Introduction
Chapter 1 Theoretical preliminaries to phonetic notation and transcription
Chapter 2 Origins and development of phonetic transcription
Chapter 3 Types of notation
Chapter 4 Types of Transcription
Chapter 5 Narrow Impressionistic Phonetic Transcription
Chapter 6 Phonetic transcription in relation to instrumental and other records
Chapter 7 Some uses of transcription
Glossary
References
Appendix

About the Author

Dr Barry Heselwood is Senior Lecturer in Linguistics and Phonetics at the University of Leeds.

Reviews
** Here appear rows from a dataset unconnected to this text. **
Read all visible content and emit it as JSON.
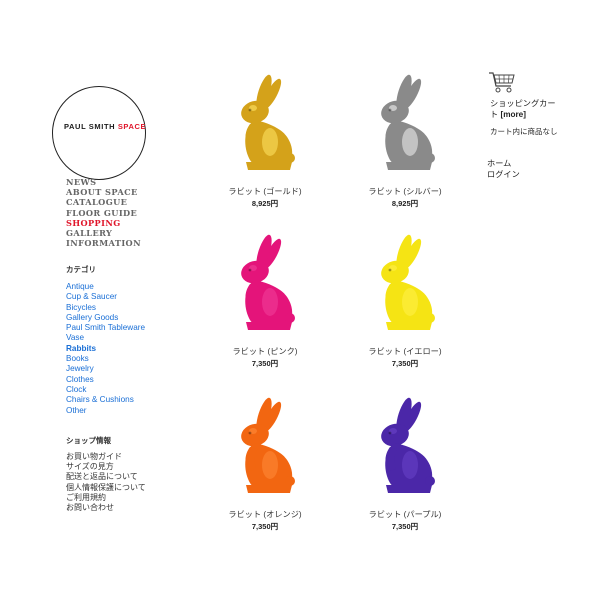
{
  "brand": {
    "name_black": "PAUL SMITH ",
    "name_red": "SPACE"
  },
  "main_nav": [
    {
      "label": "NEWS",
      "active": false
    },
    {
      "label": "ABOUT SPACE",
      "active": false
    },
    {
      "label": "CATALOGUE",
      "active": false
    },
    {
      "label": "FLOOR GUIDE",
      "active": false
    },
    {
      "label": "SHOPPING",
      "active": true
    },
    {
      "label": "GALLERY",
      "active": false
    },
    {
      "label": "INFORMATION",
      "active": false
    }
  ],
  "category": {
    "title": "カテゴリ",
    "items": [
      {
        "label": "Antique",
        "active": false
      },
      {
        "label": "Cup & Saucer",
        "active": false
      },
      {
        "label": "Bicycles",
        "active": false
      },
      {
        "label": "Gallery Goods",
        "active": false
      },
      {
        "label": "Paul Smith Tableware",
        "active": false
      },
      {
        "label": "Vase",
        "active": false
      },
      {
        "label": "Rabbits",
        "active": true
      },
      {
        "label": "Books",
        "active": false
      },
      {
        "label": "Jewelry",
        "active": false
      },
      {
        "label": "Clothes",
        "active": false
      },
      {
        "label": "Clock",
        "active": false
      },
      {
        "label": "Chairs & Cushions",
        "active": false
      },
      {
        "label": "Other",
        "active": false
      }
    ]
  },
  "shop_info": {
    "title": "ショップ情報",
    "items": [
      "お買い物ガイド",
      "サイズの見方",
      "配送と返品について",
      "個人情報保護について",
      "ご利用規約",
      "お問い合わせ"
    ]
  },
  "products": [
    {
      "name": "ラビット (ゴールド)",
      "price": "8,925円",
      "color": "#d4a21a",
      "highlight": "#ffe566"
    },
    {
      "name": "ラビット (シルバー)",
      "price": "8,925円",
      "color": "#8a8a8a",
      "highlight": "#f2f2f2"
    },
    {
      "name": "ラビット (ピンク)",
      "price": "7,350円",
      "color": "#e4147a",
      "highlight": "#f0409a"
    },
    {
      "name": "ラビット (イエロー)",
      "price": "7,350円",
      "color": "#f5e414",
      "highlight": "#fff04a"
    },
    {
      "name": "ラビット (オレンジ)",
      "price": "7,350円",
      "color": "#f26611",
      "highlight": "#ff8a3a"
    },
    {
      "name": "ラビット (パープル)",
      "price": "7,350円",
      "color": "#4b27a8",
      "highlight": "#6a44c8"
    }
  ],
  "cart": {
    "title": "ショッピングカート",
    "more": "[more]",
    "empty": "カート内に商品なし",
    "icon": "cart-icon"
  },
  "right_links": [
    "ホーム",
    "ログイン"
  ]
}
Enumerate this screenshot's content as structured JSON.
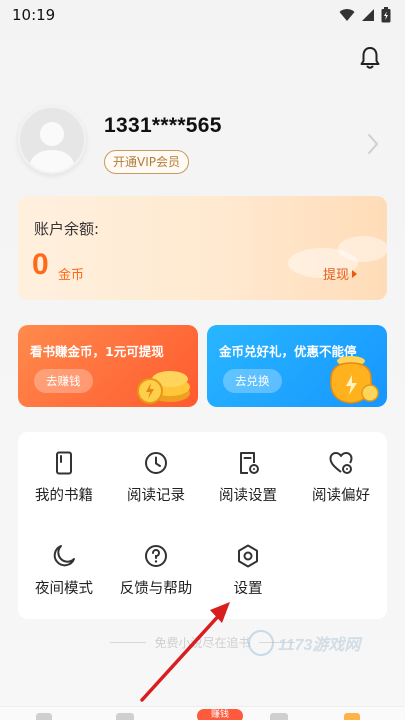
{
  "status_bar": {
    "time": "10:19"
  },
  "profile": {
    "phone": "1331****565",
    "vip_label": "开通VIP会员"
  },
  "balance": {
    "label": "账户余额:",
    "value": "0",
    "unit": "金币",
    "withdraw_label": "提现"
  },
  "promos": [
    {
      "title": "看书赚金币，1元可提现",
      "button": "去赚钱"
    },
    {
      "title": "金币兑好礼，优惠不能停",
      "button": "去兑换"
    }
  ],
  "menu": [
    {
      "label": "我的书籍",
      "icon": "book-icon"
    },
    {
      "label": "阅读记录",
      "icon": "clock-icon"
    },
    {
      "label": "阅读设置",
      "icon": "reading-settings-icon"
    },
    {
      "label": "阅读偏好",
      "icon": "heart-icon"
    },
    {
      "label": "夜间模式",
      "icon": "moon-icon"
    },
    {
      "label": "反馈与帮助",
      "icon": "help-icon"
    },
    {
      "label": "设置",
      "icon": "hexagon-settings-icon"
    }
  ],
  "footer": {
    "text": "免费小说尽在追书"
  },
  "watermark": {
    "text": "1173游戏网"
  },
  "tabbar": {
    "earn_badge": "赚钱"
  },
  "colors": {
    "accent_orange": "#ff6a1a",
    "promo_orange": "#ff6a3c",
    "promo_blue": "#1fa6ff",
    "vip_gold": "#b27c3c"
  }
}
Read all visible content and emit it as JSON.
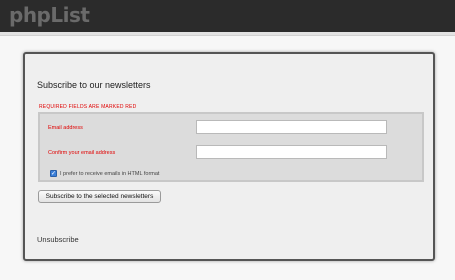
{
  "header": {
    "logo": "phpList"
  },
  "form": {
    "title": "Subscribe to our newsletters",
    "required_note": "REQUIRED FIELDS ARE MARKED RED",
    "email_label": "Email address",
    "email_value": "",
    "confirm_label": "Confirm your email address",
    "confirm_value": "",
    "html_checkbox": {
      "checked": true,
      "label": "I prefer to receive emails in HTML format"
    },
    "subscribe_button": "Subscribe to the selected newsletters",
    "unsubscribe_link": "Unsubscribe"
  },
  "colors": {
    "required": "#e00000",
    "topbar": "#2b2b2b",
    "checkbox": "#3b7fd9"
  }
}
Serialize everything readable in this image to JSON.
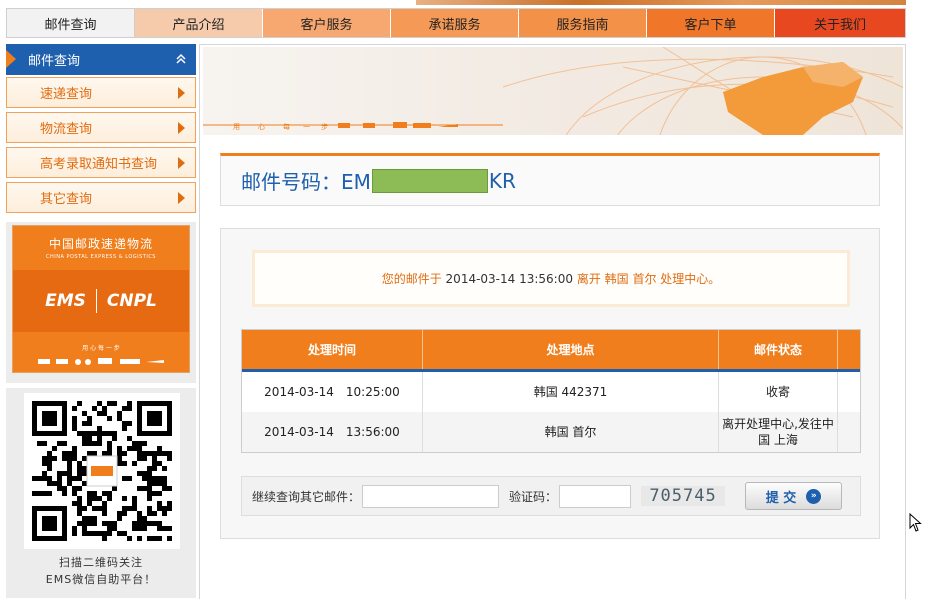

Heselwood displays an unparalleled depth of conceptual insight into the theory and practice of transcription, clearly articulating the complementarity of instrumental analysis and impressionistic transcription for contemporary phonetic practice. Essential reading for anyone engaged in phonetic research and teaching, his scholarly study is likely to be the key reference on phonetic transcription for the foreseeable future.

- Bill Wells, University of Sheffield

An asset to the phonetic community. It will enable a greater number of teachers, around the world, to convey to their students how, and why, phonetic transcription is done.

- John Esling, University of Victoria